represents a sequence of data messages. Each data message (or chunk) contains an integer ID that identifies a stream, an application-defined Payload Protocol Identifier (PPI), a Stream sequence number, and a Transmit Serial Number (TSN) that uniquely identifies the chunk within the SCTP connection. Chunk delivery is acknowledged using TSNs sent in selective acknowledgements (ACKs) so that every chunk can be independently acknowledged. This capability demonstrates a significant benefit of streams, because it eliminates head-of-line blocking within the connection. A lost chunk of data on one stream does not prevent other streams from progressing while that lost chunk is retransmitted.
SCTP also includes the ability to support
multihoming functionality
, which provides path redundancy for an SCTP connection by enabling SCTP to send packets between multiple addresses owned by each endpoint. SCTP endpoints typically configure different IP addresses on different network interfaces to provide redundant physical paths between the peers. For example, a client and server might be attached to separate VLANs. The client and server can each advertise two IP addresses (one per VLAN) to the other peer. If either VLAN is available, then SCTP can transport packets between the peers.
You can use SCTP as the transport protocol for applications that require monitoring and detection of session loss. For such applications, the SCTP mechanisms to detect session failure actively monitor the connectivity of a session.

The Any IP profile type

With the Any IP profile, you can enforce an idle timeout value on IP traffic other than TCP and UDP traffic. You can use the BIG-IP Configuration utility to create, view details for, or delete Any IP profiles.
When you configure an idle timeout value, you specify the number of seconds for which a connection is idle before the connection is eligible for deletion. The default value is 60 seconds. Possible values that you can configure are:
Specify
Specifies the number of seconds that the Any IP connection is to remain idle before it can be deleted. When you select
Specify
, you must also type a number in the box.
Immediate
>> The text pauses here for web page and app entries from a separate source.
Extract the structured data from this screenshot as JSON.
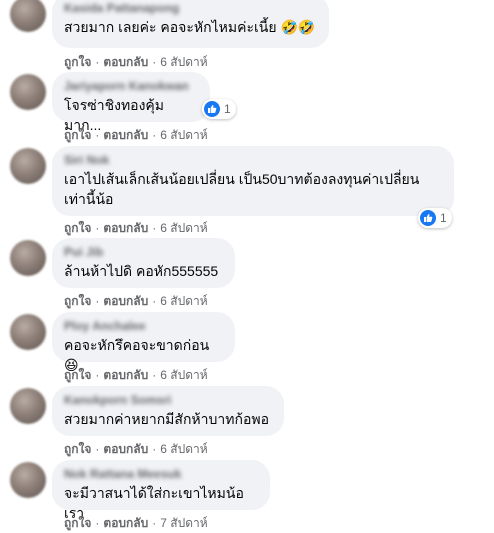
{
  "comments": [
    {
      "author": "Kasida Pattanapong",
      "text": "สวยมาก เลยค่ะ คอจะหักไหมค่ะเนี้ย 🤣🤣",
      "actions": {
        "like": "ถูกใจ",
        "reply": "ตอบกลับ",
        "time": "6 สัปดาห์"
      }
    },
    {
      "author": "Jariyaporn Kanokwan",
      "text": "โจรซ่าชิงทองคุ้มมาก...",
      "reaction_count": "1",
      "actions": {
        "like": "ถูกใจ",
        "reply": "ตอบกลับ",
        "time": "6 สัปดาห์"
      }
    },
    {
      "author": "Siri Nok",
      "text": "เอาไปเส้นเล็กเส้นน้อยเปลี่ยน เป็น50บาทต้องลงทุนค่าเปลี่ยน\nเท่านี้น้อ",
      "reaction_count": "1",
      "actions": {
        "like": "ถูกใจ",
        "reply": "ตอบกลับ",
        "time": "6 สัปดาห์"
      }
    },
    {
      "author": "Pui Jib",
      "text": "ล้านห้าไปดิ คอหัก555555",
      "actions": {
        "like": "ถูกใจ",
        "reply": "ตอบกลับ",
        "time": "6 สัปดาห์"
      }
    },
    {
      "author": "Ploy Anchalee",
      "text": "คอจะหักรึคอจะขาดก่อน😆",
      "actions": {
        "like": "ถูกใจ",
        "reply": "ตอบกลับ",
        "time": "6 สัปดาห์"
      }
    },
    {
      "author": "Kanokporn Somsri",
      "text": "สวยมากค่าหยากมีสักห้าบาทก้อพอ",
      "actions": {
        "like": "ถูกใจ",
        "reply": "ตอบกลับ",
        "time": "6 สัปดาห์"
      }
    },
    {
      "author": "Nok Rattana Meesuk",
      "text": "จะมีวาสนาได้ใส่กะเขาไหมน้อเรา",
      "actions": {
        "like": "ถูกใจ",
        "reply": "ตอบกลับ",
        "time": "7 สัปดาห์"
      }
    }
  ],
  "colors": {
    "bubble": "#f0f2f5",
    "meta": "#65676b",
    "like_blue": "#1877f2"
  },
  "icons": {
    "reaction": "like-thumb-icon"
  }
}
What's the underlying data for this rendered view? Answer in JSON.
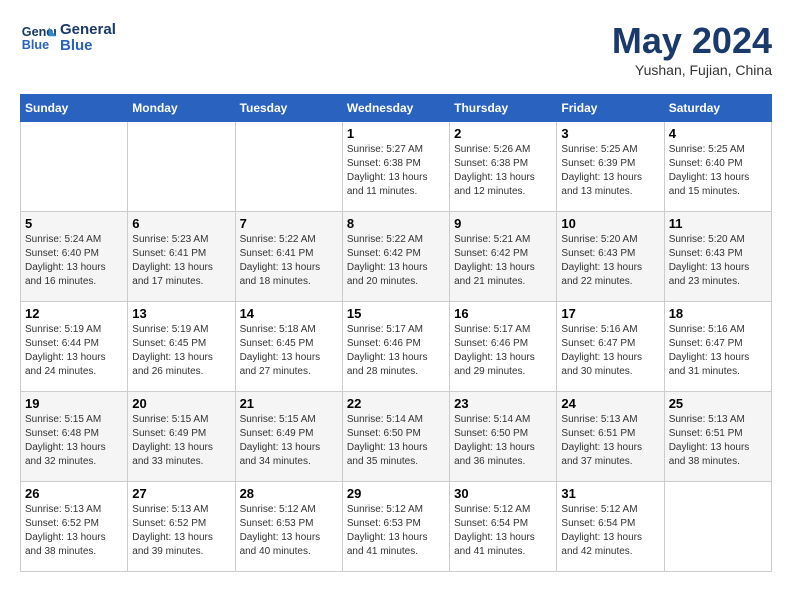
{
  "header": {
    "logo_line1": "General",
    "logo_line2": "Blue",
    "month": "May 2024",
    "location": "Yushan, Fujian, China"
  },
  "weekdays": [
    "Sunday",
    "Monday",
    "Tuesday",
    "Wednesday",
    "Thursday",
    "Friday",
    "Saturday"
  ],
  "weeks": [
    [
      {
        "day": "",
        "info": ""
      },
      {
        "day": "",
        "info": ""
      },
      {
        "day": "",
        "info": ""
      },
      {
        "day": "1",
        "info": "Sunrise: 5:27 AM\nSunset: 6:38 PM\nDaylight: 13 hours and 11 minutes."
      },
      {
        "day": "2",
        "info": "Sunrise: 5:26 AM\nSunset: 6:38 PM\nDaylight: 13 hours and 12 minutes."
      },
      {
        "day": "3",
        "info": "Sunrise: 5:25 AM\nSunset: 6:39 PM\nDaylight: 13 hours and 13 minutes."
      },
      {
        "day": "4",
        "info": "Sunrise: 5:25 AM\nSunset: 6:40 PM\nDaylight: 13 hours and 15 minutes."
      }
    ],
    [
      {
        "day": "5",
        "info": "Sunrise: 5:24 AM\nSunset: 6:40 PM\nDaylight: 13 hours and 16 minutes."
      },
      {
        "day": "6",
        "info": "Sunrise: 5:23 AM\nSunset: 6:41 PM\nDaylight: 13 hours and 17 minutes."
      },
      {
        "day": "7",
        "info": "Sunrise: 5:22 AM\nSunset: 6:41 PM\nDaylight: 13 hours and 18 minutes."
      },
      {
        "day": "8",
        "info": "Sunrise: 5:22 AM\nSunset: 6:42 PM\nDaylight: 13 hours and 20 minutes."
      },
      {
        "day": "9",
        "info": "Sunrise: 5:21 AM\nSunset: 6:42 PM\nDaylight: 13 hours and 21 minutes."
      },
      {
        "day": "10",
        "info": "Sunrise: 5:20 AM\nSunset: 6:43 PM\nDaylight: 13 hours and 22 minutes."
      },
      {
        "day": "11",
        "info": "Sunrise: 5:20 AM\nSunset: 6:43 PM\nDaylight: 13 hours and 23 minutes."
      }
    ],
    [
      {
        "day": "12",
        "info": "Sunrise: 5:19 AM\nSunset: 6:44 PM\nDaylight: 13 hours and 24 minutes."
      },
      {
        "day": "13",
        "info": "Sunrise: 5:19 AM\nSunset: 6:45 PM\nDaylight: 13 hours and 26 minutes."
      },
      {
        "day": "14",
        "info": "Sunrise: 5:18 AM\nSunset: 6:45 PM\nDaylight: 13 hours and 27 minutes."
      },
      {
        "day": "15",
        "info": "Sunrise: 5:17 AM\nSunset: 6:46 PM\nDaylight: 13 hours and 28 minutes."
      },
      {
        "day": "16",
        "info": "Sunrise: 5:17 AM\nSunset: 6:46 PM\nDaylight: 13 hours and 29 minutes."
      },
      {
        "day": "17",
        "info": "Sunrise: 5:16 AM\nSunset: 6:47 PM\nDaylight: 13 hours and 30 minutes."
      },
      {
        "day": "18",
        "info": "Sunrise: 5:16 AM\nSunset: 6:47 PM\nDaylight: 13 hours and 31 minutes."
      }
    ],
    [
      {
        "day": "19",
        "info": "Sunrise: 5:15 AM\nSunset: 6:48 PM\nDaylight: 13 hours and 32 minutes."
      },
      {
        "day": "20",
        "info": "Sunrise: 5:15 AM\nSunset: 6:49 PM\nDaylight: 13 hours and 33 minutes."
      },
      {
        "day": "21",
        "info": "Sunrise: 5:15 AM\nSunset: 6:49 PM\nDaylight: 13 hours and 34 minutes."
      },
      {
        "day": "22",
        "info": "Sunrise: 5:14 AM\nSunset: 6:50 PM\nDaylight: 13 hours and 35 minutes."
      },
      {
        "day": "23",
        "info": "Sunrise: 5:14 AM\nSunset: 6:50 PM\nDaylight: 13 hours and 36 minutes."
      },
      {
        "day": "24",
        "info": "Sunrise: 5:13 AM\nSunset: 6:51 PM\nDaylight: 13 hours and 37 minutes."
      },
      {
        "day": "25",
        "info": "Sunrise: 5:13 AM\nSunset: 6:51 PM\nDaylight: 13 hours and 38 minutes."
      }
    ],
    [
      {
        "day": "26",
        "info": "Sunrise: 5:13 AM\nSunset: 6:52 PM\nDaylight: 13 hours and 38 minutes."
      },
      {
        "day": "27",
        "info": "Sunrise: 5:13 AM\nSunset: 6:52 PM\nDaylight: 13 hours and 39 minutes."
      },
      {
        "day": "28",
        "info": "Sunrise: 5:12 AM\nSunset: 6:53 PM\nDaylight: 13 hours and 40 minutes."
      },
      {
        "day": "29",
        "info": "Sunrise: 5:12 AM\nSunset: 6:53 PM\nDaylight: 13 hours and 41 minutes."
      },
      {
        "day": "30",
        "info": "Sunrise: 5:12 AM\nSunset: 6:54 PM\nDaylight: 13 hours and 41 minutes."
      },
      {
        "day": "31",
        "info": "Sunrise: 5:12 AM\nSunset: 6:54 PM\nDaylight: 13 hours and 42 minutes."
      },
      {
        "day": "",
        "info": ""
      }
    ]
  ]
}
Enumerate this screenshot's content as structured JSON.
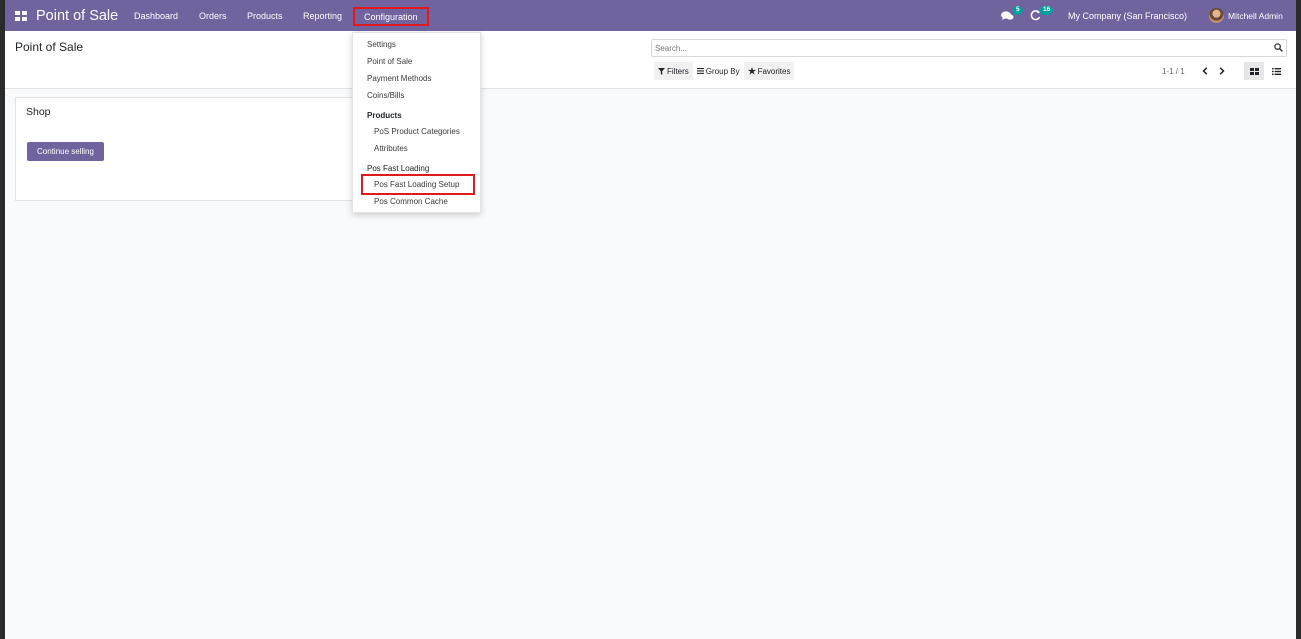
{
  "navbar": {
    "brand": "Point of Sale",
    "items": [
      "Dashboard",
      "Orders",
      "Products",
      "Reporting",
      "Configuration"
    ],
    "chat_count": "5",
    "activity_count": "16",
    "company": "My Company (San Francisco)",
    "user": "Mitchell Admin"
  },
  "control_panel": {
    "title": "Point of Sale",
    "search_placeholder": "Search...",
    "filters_label": "Filters",
    "group_by_label": "Group By",
    "favorites_label": "Favorites",
    "pager": "1-1 / 1"
  },
  "card": {
    "title": "Shop",
    "button": "Continue selling"
  },
  "dropdown": {
    "items": [
      "Settings",
      "Point of Sale",
      "Payment Methods",
      "Coins/Bills"
    ],
    "products_header": "Products",
    "products_items": [
      "PoS Product Categories",
      "Attributes"
    ],
    "fast_loading_header": "Pos Fast Loading",
    "fast_loading_items": [
      "Pos Fast Loading Setup",
      "Pos Common Cache"
    ]
  },
  "colors": {
    "brand": "#71639e",
    "badge": "#00a09d",
    "highlight": "#e0191f"
  }
}
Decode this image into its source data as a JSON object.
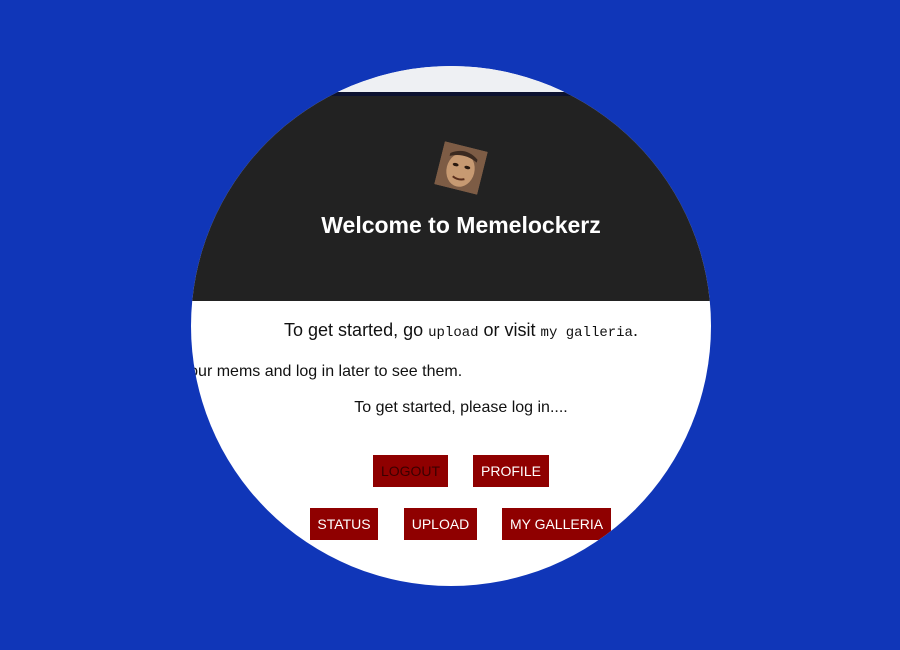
{
  "header": {
    "title": "Welcome to Memelockerz",
    "logo_icon": "face-avatar-icon"
  },
  "content": {
    "intro_prefix": "To get started, go ",
    "intro_upload": "upload",
    "intro_middle": " or visit ",
    "intro_gallery": "my galleria",
    "intro_suffix": ".",
    "description": "Memelockerz is a place where you can store your mems and log in later to see them.",
    "login_prompt": "To get started, please log in...."
  },
  "buttons": {
    "logout": "LOGOUT",
    "profile": "PROFILE",
    "status": "STATUS",
    "upload": "UPLOAD",
    "gallery": "MY GALLERIA"
  },
  "colors": {
    "page_background": "#1036b8",
    "header_background": "#222222",
    "button_background": "#8f0000"
  }
}
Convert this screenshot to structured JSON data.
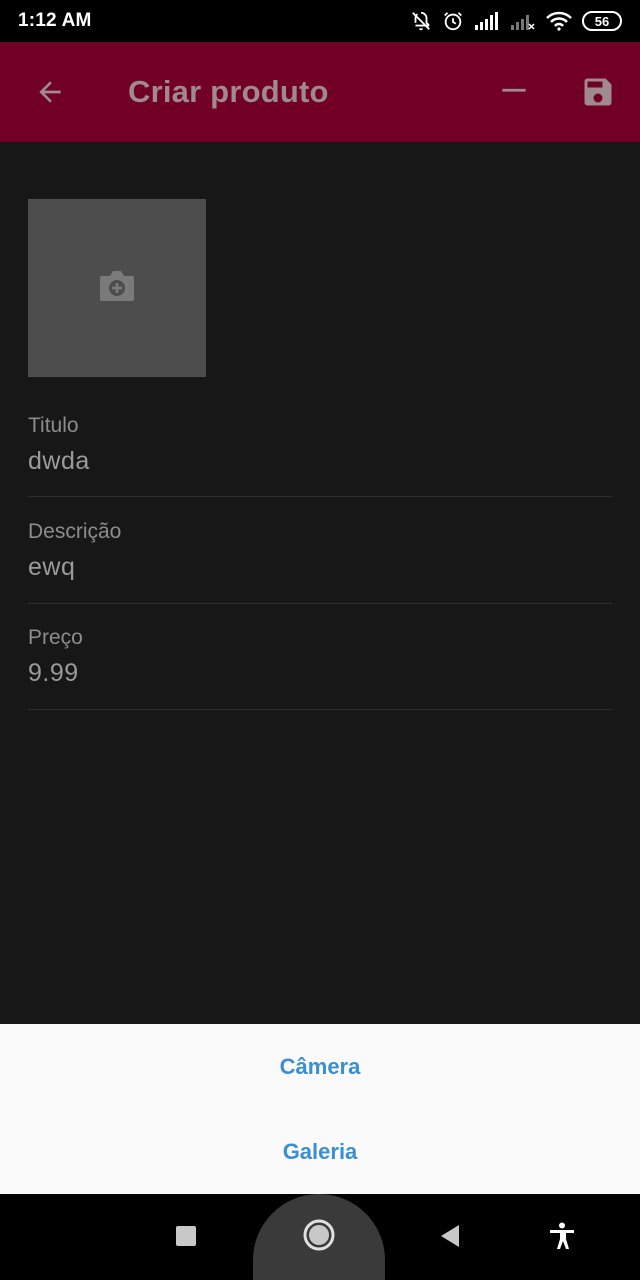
{
  "status_bar": {
    "time": "1:12 AM",
    "battery": "56",
    "icons": [
      "alarm-off-icon",
      "alarm-clock-icon",
      "signal-icon",
      "signal-weak-icon",
      "wifi-icon",
      "battery-icon"
    ]
  },
  "app_bar": {
    "title": "Criar produto",
    "background": "#720026",
    "icons": [
      "back-arrow-icon",
      "minus-icon",
      "save-icon"
    ]
  },
  "image_picker": {
    "icon": "add-photo-camera-icon"
  },
  "form": {
    "title": {
      "label": "Titulo",
      "value": "dwda"
    },
    "description": {
      "label": "Descrição",
      "value": "ewq"
    },
    "price": {
      "label": "Preço",
      "value": "9.99"
    }
  },
  "sheet": {
    "camera_label": "Câmera",
    "gallery_label": "Galeria",
    "accent": "#3a8fd2"
  },
  "nav_bar": {
    "icons": [
      "recents-square-icon",
      "home-circle-icon",
      "back-triangle-icon",
      "accessibility-icon"
    ]
  }
}
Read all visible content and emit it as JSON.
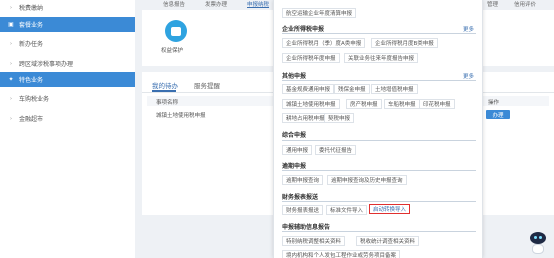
{
  "sidebar": {
    "items": [
      {
        "label": "税费缴纳",
        "icon": "chevron-right-icon",
        "active": false
      },
      {
        "label": "套餐业务",
        "icon": "package-icon",
        "active": true
      },
      {
        "label": "新办任务",
        "icon": "chevron-right-icon",
        "active": false
      },
      {
        "label": "跨区域涉税事项办理",
        "icon": "chevron-right-icon",
        "active": false
      },
      {
        "label": "特色业务",
        "icon": "star-icon",
        "active": true
      },
      {
        "label": "车购税业务",
        "icon": "chevron-right-icon",
        "active": false
      },
      {
        "label": "金融超市",
        "icon": "chevron-right-icon",
        "active": false
      }
    ]
  },
  "top_tabs": [
    "信息报告",
    "发票办理",
    "申报纳税",
    "管理",
    "信用评价"
  ],
  "service_card": {
    "label": "权益保护"
  },
  "tasks": {
    "tabs": [
      "我的待办",
      "服务提醒"
    ],
    "columns": [
      "事项名称",
      "操作"
    ],
    "rows": [
      {
        "name": "城镇土地使用税申报",
        "action": "办理"
      }
    ]
  },
  "menu": {
    "top_item": "航空运输企业年度清算申报",
    "sections": [
      {
        "title": "企业所得税申报",
        "more": "更多",
        "items": [
          "企业所得税月（季）度A类申报",
          "企业所得税月度B类申报",
          "企业所得税年度申报",
          "关联业务往来年度报告申报"
        ]
      },
      {
        "title": "其他申报",
        "more": "更多",
        "items": [
          "基金规费通用申报",
          "残保金申报",
          "土地增值税申报",
          "城镇土地使用税申报",
          "房产税申报",
          "车船税申报",
          "印花税申报",
          "耕地占用税申报",
          "契税申报"
        ]
      },
      {
        "title": "综合申报",
        "items": [
          "通用申报",
          "委托代征报告"
        ]
      },
      {
        "title": "逾期申报",
        "items": [
          "逾期申报查询",
          "逾期申报查询及历史申报查询"
        ]
      },
      {
        "title": "财务报表报送",
        "items": [
          "财务报表报送",
          "标准文件导入",
          "启动转换导入"
        ]
      },
      {
        "title": "申报辅助信息报告",
        "items": [
          "特别纳税调整相关资料",
          "税收统计调查相关资料",
          "境内机构和个人发包工程作业或劳务项目备案"
        ]
      }
    ],
    "highlighted_item": "启动转换导入"
  },
  "colors": {
    "primary": "#3b8ad6",
    "highlight_border": "#e03030",
    "link": "#3a6fb0"
  }
}
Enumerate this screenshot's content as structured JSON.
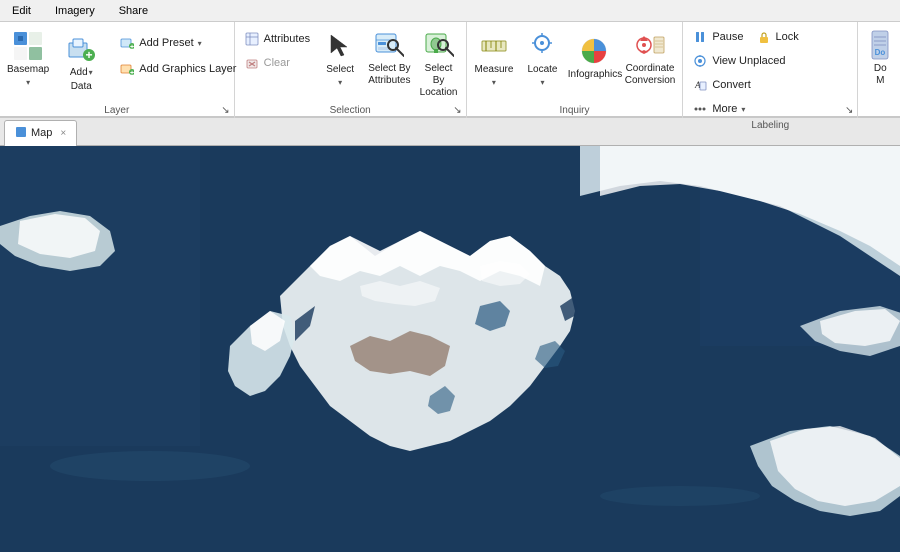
{
  "menu": {
    "items": [
      "Edit",
      "Imagery",
      "Share"
    ]
  },
  "ribbon": {
    "groups": [
      {
        "name": "layer",
        "label": "Layer",
        "buttons": [
          {
            "id": "basemap",
            "label": "Basemap",
            "icon": "basemap-icon"
          },
          {
            "id": "add-data",
            "label": "Add\nData",
            "icon": "add-data-icon"
          }
        ],
        "small_buttons": [
          {
            "id": "add-preset",
            "label": "Add Preset",
            "icon": "add-preset-icon"
          },
          {
            "id": "add-graphics-layer",
            "label": "Add Graphics Layer",
            "icon": "add-graphics-icon"
          }
        ]
      },
      {
        "name": "selection",
        "label": "Selection",
        "buttons": [
          {
            "id": "select",
            "label": "Select",
            "icon": "select-icon"
          },
          {
            "id": "select-by-attributes",
            "label": "Select By\nAttributes",
            "icon": "select-attr-icon"
          },
          {
            "id": "select-by-location",
            "label": "Select By\nLocation",
            "icon": "select-loc-icon"
          }
        ],
        "small_buttons": [
          {
            "id": "attributes",
            "label": "Attributes",
            "icon": "attributes-icon"
          },
          {
            "id": "clear",
            "label": "Clear",
            "icon": "clear-icon"
          }
        ]
      },
      {
        "name": "inquiry",
        "label": "Inquiry",
        "buttons": [
          {
            "id": "measure",
            "label": "Measure",
            "icon": "measure-icon"
          },
          {
            "id": "locate",
            "label": "Locate",
            "icon": "locate-icon"
          },
          {
            "id": "infographics",
            "label": "Infographics",
            "icon": "infographics-icon"
          },
          {
            "id": "coordinate-conversion",
            "label": "Coordinate\nConversion",
            "icon": "coord-conv-icon"
          }
        ]
      },
      {
        "name": "labeling",
        "label": "Labeling",
        "buttons": [
          {
            "id": "pause",
            "label": "Pause",
            "icon": "pause-icon"
          },
          {
            "id": "lock",
            "label": "Lock",
            "icon": "lock-icon"
          },
          {
            "id": "view-unplaced",
            "label": "View Unplaced",
            "icon": "view-unplaced-icon"
          },
          {
            "id": "convert",
            "label": "Convert",
            "icon": "convert-icon"
          },
          {
            "id": "more",
            "label": "More",
            "icon": "more-icon"
          }
        ]
      },
      {
        "name": "extra",
        "label": "",
        "buttons": [
          {
            "id": "do-more",
            "label": "Do\nMore",
            "icon": "do-more-icon"
          }
        ]
      }
    ]
  },
  "tab": {
    "label": "Map",
    "close": "×"
  },
  "map": {
    "alt": "Aerial satellite map showing mountainous terrain with snow-covered peaks and dark blue water"
  }
}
Specifies that you do not want the connection to remain idle, and that it is therefore immediately eligible for deletion.
Indefinite
Specifies that Any IP connections can remain idle indefinitely.